▸ **Exercise**
Indicate only the number of lines in the listing below in which the word "this" appears.

------------------------------------------------------------------------

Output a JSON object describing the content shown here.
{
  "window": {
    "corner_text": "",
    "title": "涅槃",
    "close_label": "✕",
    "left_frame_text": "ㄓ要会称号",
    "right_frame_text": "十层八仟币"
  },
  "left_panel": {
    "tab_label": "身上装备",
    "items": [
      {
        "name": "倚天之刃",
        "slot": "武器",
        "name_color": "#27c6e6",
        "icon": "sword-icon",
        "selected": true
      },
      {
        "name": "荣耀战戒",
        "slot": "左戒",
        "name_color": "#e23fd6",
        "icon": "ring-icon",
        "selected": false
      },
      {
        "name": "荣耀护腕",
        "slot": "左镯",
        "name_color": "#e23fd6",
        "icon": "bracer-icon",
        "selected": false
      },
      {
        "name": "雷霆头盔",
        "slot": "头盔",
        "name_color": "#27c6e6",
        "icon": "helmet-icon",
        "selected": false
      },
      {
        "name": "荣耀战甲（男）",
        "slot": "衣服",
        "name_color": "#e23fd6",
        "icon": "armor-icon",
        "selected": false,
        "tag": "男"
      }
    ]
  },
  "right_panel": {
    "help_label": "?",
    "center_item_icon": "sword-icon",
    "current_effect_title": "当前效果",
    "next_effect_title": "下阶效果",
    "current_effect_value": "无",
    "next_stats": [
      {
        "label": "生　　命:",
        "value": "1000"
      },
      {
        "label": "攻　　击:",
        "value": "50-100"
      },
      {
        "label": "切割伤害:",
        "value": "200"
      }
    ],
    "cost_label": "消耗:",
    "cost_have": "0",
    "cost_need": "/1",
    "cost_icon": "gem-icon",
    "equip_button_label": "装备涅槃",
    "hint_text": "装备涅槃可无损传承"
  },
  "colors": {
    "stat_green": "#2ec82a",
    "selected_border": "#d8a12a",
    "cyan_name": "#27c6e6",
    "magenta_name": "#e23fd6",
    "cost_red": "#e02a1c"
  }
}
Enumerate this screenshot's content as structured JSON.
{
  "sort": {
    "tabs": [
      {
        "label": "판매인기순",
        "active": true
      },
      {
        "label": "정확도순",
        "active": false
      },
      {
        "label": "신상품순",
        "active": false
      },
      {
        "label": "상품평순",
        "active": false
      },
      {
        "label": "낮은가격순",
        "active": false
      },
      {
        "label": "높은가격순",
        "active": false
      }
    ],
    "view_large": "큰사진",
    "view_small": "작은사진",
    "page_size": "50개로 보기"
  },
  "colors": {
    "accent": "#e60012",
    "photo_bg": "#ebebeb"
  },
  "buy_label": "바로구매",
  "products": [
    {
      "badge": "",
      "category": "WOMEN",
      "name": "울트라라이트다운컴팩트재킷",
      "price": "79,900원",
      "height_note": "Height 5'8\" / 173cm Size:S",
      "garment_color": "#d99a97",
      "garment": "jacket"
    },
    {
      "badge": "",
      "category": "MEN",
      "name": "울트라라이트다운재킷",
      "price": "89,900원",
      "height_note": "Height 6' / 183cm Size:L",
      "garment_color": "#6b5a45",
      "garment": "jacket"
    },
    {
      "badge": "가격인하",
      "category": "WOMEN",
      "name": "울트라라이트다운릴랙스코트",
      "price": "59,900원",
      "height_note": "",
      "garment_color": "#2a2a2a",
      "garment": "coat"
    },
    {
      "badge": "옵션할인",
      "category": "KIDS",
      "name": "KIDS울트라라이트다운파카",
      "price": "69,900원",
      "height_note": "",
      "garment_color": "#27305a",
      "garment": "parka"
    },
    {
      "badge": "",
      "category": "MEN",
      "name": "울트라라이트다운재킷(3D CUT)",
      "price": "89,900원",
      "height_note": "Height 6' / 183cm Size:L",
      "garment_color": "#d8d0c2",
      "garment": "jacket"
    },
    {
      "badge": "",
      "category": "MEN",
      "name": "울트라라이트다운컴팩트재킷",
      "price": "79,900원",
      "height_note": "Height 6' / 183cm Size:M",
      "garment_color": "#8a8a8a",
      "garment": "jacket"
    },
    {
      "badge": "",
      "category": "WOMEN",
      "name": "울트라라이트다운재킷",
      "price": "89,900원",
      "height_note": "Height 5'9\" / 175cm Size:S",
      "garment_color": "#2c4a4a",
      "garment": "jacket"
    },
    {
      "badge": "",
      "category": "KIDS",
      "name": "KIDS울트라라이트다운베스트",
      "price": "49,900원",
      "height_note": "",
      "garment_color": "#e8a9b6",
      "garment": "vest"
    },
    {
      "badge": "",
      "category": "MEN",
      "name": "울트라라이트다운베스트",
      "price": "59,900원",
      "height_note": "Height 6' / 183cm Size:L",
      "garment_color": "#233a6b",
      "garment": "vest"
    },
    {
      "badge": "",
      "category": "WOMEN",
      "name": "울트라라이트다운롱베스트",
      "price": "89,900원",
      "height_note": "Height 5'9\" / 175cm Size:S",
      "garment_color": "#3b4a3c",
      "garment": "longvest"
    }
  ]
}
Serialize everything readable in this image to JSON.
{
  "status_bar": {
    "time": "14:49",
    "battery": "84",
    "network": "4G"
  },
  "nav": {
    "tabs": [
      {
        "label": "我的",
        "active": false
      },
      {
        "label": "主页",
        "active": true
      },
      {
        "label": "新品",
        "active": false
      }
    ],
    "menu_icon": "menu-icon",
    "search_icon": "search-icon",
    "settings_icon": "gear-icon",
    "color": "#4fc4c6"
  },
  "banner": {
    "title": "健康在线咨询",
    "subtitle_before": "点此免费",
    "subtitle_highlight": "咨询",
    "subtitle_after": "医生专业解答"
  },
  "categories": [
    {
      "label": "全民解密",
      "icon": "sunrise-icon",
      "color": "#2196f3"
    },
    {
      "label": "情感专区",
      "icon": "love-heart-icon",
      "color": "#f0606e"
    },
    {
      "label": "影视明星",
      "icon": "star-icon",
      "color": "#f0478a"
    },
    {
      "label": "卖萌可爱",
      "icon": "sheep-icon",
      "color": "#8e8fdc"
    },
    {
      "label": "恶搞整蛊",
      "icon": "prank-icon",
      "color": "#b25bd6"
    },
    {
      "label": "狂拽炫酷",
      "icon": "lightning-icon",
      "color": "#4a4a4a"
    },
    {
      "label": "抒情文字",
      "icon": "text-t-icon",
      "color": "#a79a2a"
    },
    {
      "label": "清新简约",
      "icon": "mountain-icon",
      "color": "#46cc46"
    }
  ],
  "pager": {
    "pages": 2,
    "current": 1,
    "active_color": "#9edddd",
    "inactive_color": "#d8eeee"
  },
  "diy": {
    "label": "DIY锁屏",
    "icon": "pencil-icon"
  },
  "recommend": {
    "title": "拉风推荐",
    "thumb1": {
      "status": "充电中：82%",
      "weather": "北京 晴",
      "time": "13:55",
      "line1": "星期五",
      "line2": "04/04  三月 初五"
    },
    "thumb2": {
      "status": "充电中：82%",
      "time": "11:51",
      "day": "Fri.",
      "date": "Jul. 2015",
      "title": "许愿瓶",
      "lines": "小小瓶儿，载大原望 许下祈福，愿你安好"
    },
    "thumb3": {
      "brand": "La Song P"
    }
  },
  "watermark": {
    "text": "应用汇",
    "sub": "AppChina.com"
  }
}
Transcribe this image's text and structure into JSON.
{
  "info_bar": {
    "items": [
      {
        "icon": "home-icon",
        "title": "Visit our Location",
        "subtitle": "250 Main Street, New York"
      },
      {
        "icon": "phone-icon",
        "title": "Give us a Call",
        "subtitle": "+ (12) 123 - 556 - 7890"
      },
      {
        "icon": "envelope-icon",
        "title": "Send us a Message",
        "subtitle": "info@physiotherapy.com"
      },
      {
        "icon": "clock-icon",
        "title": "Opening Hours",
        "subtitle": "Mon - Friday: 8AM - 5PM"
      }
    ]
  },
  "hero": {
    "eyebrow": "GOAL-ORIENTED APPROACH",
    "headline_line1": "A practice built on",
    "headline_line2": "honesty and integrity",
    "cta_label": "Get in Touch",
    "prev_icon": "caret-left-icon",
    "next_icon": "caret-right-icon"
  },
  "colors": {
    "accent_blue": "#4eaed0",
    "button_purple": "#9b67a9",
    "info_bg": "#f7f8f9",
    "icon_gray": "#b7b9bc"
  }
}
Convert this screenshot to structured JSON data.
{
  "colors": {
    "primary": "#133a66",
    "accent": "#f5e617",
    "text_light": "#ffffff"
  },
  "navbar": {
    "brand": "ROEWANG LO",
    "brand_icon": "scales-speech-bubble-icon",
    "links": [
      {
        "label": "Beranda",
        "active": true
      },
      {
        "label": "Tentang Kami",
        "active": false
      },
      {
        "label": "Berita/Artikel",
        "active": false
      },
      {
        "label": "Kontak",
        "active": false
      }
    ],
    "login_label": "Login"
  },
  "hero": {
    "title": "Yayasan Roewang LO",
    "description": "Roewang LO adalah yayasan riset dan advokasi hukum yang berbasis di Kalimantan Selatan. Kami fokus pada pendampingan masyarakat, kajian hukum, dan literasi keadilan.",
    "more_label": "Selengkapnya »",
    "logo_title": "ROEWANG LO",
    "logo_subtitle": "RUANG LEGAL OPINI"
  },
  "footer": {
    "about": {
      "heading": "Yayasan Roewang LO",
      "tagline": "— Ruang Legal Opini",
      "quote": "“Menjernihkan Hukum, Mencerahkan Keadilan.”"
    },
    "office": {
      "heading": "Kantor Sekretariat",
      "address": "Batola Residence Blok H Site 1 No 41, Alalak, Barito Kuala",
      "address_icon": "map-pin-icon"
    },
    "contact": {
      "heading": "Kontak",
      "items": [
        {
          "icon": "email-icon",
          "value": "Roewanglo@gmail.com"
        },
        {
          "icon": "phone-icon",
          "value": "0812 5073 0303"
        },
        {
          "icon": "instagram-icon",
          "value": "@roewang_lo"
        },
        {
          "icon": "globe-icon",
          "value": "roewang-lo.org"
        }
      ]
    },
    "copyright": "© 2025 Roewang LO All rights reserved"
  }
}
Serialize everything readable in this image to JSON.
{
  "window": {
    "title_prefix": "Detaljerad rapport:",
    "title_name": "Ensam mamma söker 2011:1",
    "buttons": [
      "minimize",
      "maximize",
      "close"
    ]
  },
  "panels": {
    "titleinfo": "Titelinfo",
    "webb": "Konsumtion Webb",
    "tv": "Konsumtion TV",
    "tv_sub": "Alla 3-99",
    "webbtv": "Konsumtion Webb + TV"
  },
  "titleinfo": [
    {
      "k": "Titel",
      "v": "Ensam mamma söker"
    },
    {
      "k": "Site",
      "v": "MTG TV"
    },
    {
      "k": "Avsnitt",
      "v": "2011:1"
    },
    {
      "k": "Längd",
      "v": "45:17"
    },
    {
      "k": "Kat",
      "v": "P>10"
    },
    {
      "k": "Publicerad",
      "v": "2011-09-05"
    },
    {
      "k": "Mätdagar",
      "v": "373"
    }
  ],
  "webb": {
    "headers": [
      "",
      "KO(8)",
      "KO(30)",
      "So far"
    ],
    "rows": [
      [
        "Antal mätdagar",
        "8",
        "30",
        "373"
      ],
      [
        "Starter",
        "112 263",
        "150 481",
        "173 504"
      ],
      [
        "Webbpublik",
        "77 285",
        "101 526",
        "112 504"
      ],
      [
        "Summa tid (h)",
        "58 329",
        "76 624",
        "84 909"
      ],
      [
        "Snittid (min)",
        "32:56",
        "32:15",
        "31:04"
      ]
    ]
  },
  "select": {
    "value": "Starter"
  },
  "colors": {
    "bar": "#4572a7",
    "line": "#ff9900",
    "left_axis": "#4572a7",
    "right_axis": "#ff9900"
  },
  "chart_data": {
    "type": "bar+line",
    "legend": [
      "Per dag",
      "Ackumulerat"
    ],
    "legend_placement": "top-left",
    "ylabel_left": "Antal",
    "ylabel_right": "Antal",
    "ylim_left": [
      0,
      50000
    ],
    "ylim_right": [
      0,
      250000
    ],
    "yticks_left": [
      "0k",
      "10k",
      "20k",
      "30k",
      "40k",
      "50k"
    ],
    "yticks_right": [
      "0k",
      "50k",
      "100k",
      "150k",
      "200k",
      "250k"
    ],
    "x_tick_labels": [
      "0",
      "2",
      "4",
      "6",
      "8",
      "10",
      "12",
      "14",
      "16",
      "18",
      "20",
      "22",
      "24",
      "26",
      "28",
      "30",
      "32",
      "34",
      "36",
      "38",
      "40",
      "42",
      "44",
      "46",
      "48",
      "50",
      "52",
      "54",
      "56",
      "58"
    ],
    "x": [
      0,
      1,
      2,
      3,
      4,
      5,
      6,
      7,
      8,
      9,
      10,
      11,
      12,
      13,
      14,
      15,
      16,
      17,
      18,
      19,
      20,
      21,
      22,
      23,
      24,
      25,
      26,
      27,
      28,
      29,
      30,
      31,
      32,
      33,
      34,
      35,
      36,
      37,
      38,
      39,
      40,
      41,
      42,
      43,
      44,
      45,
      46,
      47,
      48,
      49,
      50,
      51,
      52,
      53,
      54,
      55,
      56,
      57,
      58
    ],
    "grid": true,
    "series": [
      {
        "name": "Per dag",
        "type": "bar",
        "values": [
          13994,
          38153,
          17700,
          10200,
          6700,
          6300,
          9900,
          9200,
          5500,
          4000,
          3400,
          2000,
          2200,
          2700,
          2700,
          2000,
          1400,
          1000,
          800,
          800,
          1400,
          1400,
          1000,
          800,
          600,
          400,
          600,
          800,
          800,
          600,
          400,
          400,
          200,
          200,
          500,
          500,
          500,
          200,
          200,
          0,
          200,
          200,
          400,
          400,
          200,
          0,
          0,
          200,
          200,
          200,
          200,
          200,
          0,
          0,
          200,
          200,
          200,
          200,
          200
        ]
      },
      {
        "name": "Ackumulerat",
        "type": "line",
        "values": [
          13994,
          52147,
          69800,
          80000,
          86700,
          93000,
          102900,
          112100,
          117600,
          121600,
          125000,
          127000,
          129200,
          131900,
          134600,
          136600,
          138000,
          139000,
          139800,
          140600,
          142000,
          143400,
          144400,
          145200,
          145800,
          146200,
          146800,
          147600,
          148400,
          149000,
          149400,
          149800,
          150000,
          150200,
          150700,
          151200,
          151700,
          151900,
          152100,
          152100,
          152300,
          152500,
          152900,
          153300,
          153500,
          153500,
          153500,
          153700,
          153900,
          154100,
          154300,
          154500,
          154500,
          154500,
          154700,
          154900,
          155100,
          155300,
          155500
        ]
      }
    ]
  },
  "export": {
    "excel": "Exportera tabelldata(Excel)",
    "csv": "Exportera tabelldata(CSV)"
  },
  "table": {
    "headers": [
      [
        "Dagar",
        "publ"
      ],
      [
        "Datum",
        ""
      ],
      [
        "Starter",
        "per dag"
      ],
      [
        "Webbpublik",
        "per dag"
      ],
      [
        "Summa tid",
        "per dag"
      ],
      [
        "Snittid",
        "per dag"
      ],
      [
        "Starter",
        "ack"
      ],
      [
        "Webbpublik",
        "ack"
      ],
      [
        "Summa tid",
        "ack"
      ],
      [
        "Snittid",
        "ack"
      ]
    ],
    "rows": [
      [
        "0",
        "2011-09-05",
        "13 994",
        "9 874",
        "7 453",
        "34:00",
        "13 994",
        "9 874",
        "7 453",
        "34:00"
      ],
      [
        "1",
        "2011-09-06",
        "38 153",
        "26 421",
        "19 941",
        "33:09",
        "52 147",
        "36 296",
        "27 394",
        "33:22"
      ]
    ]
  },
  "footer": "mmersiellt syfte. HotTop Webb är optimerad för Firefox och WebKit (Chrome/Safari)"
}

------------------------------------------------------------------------

▸ **Response area**
5